Friday, April 13, 2007
By Bivan Saluseki and George Chellah
Friday April 13, 2007 [04:00]
Stay out of Malawi or else we will deal with you, Malawi’s information minister Patricia Kaliati has warned PF president Michael Sata. But Sata said though the case was currently in court, he was grateful that the Malawian authorities had begun giving reasons for his deportation. Meanwhile, Sata's lawyer in Malawi, Ralph Kasambara, advised Kaliati to speak in court where the case is.
In an interview from Malawi on Tuesday, Kaliati said Sata should not draw Malawi into his political battles in Zambia. She was commenting on Sata's decision to drag the Malawian government to court over his deportation from that country last month.
Kaliati said the Malawian government would not even attend Sata's court sittings.
"He should not be fighting in this country. Malawi is not a playground for Sata. Tell him, he should not be playing with this country," she said.
Kaliati said everyone that went to Malawi was expected to abide by and follow immigration procedures and that the immigration had powers to deny anyone entry without giving reasons.
"Sata is not a refugee to enter freely. Even refugees, they don't just enter the country without being screened. We did that with Sata. This is not a refugee camp," she said. "This is not his home. Even in his own house, the wife is aware when he goes out and when he comes back. He does not just walk in the house unnoticed. Malawi is not a toilet where one can go privately."
Kaliati could not state the reasons that led to Sata's deportation upon arrival at Chileka International Airport in Blantyre.
Asked why Sata was being blocked when in the past, her government was reported to have been facilitating Sata's meetings with Taiwanese businessmen, Kaliati said she was not aware of such facilitations.
"If he is a smuggler, he will not do it in Malawi," she said.
Kaliati said it seemed Sata had a lot of money to waste by suing the Malawian government over his deportation.
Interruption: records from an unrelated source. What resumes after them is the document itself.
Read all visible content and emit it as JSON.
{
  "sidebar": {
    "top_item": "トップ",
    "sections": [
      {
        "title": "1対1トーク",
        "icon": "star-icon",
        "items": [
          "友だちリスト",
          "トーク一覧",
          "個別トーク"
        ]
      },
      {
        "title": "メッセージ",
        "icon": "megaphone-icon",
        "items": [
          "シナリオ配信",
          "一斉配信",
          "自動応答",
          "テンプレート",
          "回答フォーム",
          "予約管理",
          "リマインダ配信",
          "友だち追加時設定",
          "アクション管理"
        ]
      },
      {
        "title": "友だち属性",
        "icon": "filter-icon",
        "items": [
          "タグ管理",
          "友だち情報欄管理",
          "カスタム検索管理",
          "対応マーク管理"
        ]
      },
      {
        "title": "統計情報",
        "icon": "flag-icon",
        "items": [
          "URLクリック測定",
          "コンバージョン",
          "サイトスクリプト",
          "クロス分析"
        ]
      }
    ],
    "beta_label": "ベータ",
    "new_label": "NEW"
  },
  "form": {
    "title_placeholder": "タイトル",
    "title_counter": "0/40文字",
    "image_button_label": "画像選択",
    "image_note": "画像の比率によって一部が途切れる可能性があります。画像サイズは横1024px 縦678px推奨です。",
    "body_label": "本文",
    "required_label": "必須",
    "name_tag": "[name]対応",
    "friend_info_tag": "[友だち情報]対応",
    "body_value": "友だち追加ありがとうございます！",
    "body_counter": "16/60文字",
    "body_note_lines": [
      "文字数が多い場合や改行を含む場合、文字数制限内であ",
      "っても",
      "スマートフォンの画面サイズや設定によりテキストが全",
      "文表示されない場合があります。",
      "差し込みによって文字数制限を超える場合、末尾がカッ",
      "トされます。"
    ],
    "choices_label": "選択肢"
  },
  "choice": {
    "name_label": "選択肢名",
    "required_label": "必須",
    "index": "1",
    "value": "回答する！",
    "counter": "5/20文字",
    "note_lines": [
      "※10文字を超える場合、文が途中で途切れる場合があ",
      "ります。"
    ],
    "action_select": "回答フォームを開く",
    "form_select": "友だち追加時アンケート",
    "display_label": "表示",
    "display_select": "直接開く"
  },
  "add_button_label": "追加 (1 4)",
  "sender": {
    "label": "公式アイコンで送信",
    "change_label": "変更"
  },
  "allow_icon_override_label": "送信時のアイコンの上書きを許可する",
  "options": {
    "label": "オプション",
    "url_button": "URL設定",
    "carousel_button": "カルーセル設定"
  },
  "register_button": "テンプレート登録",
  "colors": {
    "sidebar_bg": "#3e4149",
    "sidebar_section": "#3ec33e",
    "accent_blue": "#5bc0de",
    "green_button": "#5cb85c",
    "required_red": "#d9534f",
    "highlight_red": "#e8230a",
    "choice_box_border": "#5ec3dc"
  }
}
"We will not even attend that (court case). He will attend with his wife. He wants to spend his money here. We want to warn him, Malawi is not a beerhall where you walk in freely," said Kaliati.
But Sata, who initially laughed at Kaliati's statement, said since Malawi was in the Commonwealth he was confident that the courts were independent to handle his case.
"She is advancing new grounds which they didn't say so we would like her to go and advance them in court. We are grateful that they are now giving reasons one by one as to why they deported me," he said.
Sata said it was contemptuous for Kaliati to comment on a matter that was already in court.
"Our dear lady is committing contempt of court. She is committing her government in a matter which is in court. Let her advance those reasons in court. Probably that's how ministers behave in Malawi. But I am very sure President Bingu would not support that idea of commenting on matters that are in court," Sata said. "I would also like to beg this madam not to drag my wife in this... it's me who was deported and not my wife so what has my wife got to do with this? You don't even comment about a woman you don't even know. Why is she excited?"
And Kasambara advised Kaliati to go and speak in court since the case was already in court.
"Right now the case is in court so I would rather not comment about that. But if this is what they are commenting, we would rather she comments in court," he said.
Kasambara, an Attorney General in President Bingu wa Mutharika's administration until last year, has commenced a judicial review against the Ministry of Home Affairs and the chief immigration officer for not telling Sata reasons for his deportation.
"Malawi violated his consumer rights for fair administrative justice, infringed upon his freedom of movement and the right to carry out an economic activity," he stated.
Attorney General Jane Ansah said she saw the letter Sata wrote to government seeking an explanation for being denied entry into Malawi but had not yet studied the court documents.